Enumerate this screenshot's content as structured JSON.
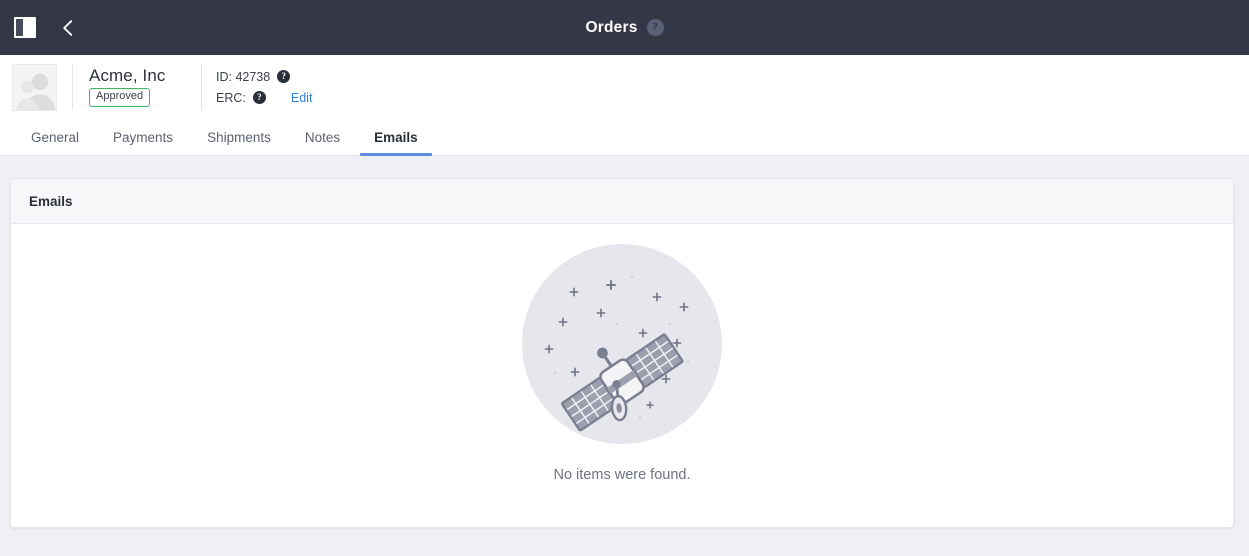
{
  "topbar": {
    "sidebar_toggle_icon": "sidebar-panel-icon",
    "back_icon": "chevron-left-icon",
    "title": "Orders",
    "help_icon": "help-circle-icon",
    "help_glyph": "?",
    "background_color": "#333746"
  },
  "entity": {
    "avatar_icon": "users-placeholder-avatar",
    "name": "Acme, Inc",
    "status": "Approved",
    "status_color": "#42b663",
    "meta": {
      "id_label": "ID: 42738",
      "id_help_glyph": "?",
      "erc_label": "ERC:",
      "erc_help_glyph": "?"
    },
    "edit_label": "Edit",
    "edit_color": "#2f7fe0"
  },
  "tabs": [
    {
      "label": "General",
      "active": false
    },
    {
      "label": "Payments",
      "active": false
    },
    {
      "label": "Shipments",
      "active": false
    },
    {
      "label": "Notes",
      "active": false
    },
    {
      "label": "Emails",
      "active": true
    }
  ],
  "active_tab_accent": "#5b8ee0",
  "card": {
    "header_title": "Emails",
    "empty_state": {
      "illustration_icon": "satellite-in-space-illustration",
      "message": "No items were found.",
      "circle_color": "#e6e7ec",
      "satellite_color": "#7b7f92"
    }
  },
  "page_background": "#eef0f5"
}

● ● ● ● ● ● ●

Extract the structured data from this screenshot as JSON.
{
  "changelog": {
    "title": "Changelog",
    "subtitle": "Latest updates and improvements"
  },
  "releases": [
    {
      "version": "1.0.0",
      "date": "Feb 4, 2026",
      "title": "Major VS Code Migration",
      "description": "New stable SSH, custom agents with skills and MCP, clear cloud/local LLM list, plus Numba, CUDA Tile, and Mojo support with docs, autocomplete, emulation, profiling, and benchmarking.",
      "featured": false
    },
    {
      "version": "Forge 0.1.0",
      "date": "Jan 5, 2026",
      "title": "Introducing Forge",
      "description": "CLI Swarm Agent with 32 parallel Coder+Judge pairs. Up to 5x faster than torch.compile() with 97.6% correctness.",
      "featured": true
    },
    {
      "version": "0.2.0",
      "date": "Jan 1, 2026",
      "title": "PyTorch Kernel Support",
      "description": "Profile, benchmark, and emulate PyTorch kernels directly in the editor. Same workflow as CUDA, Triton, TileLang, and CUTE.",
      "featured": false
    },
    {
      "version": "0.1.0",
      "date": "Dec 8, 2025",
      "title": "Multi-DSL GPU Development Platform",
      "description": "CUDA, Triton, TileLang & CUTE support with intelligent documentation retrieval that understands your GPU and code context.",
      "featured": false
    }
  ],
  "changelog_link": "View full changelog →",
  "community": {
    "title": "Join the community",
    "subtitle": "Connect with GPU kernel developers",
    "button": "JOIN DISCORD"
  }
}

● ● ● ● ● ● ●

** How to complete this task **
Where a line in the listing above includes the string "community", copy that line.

** Task answer **
  "community": {
    "title": "Join the community",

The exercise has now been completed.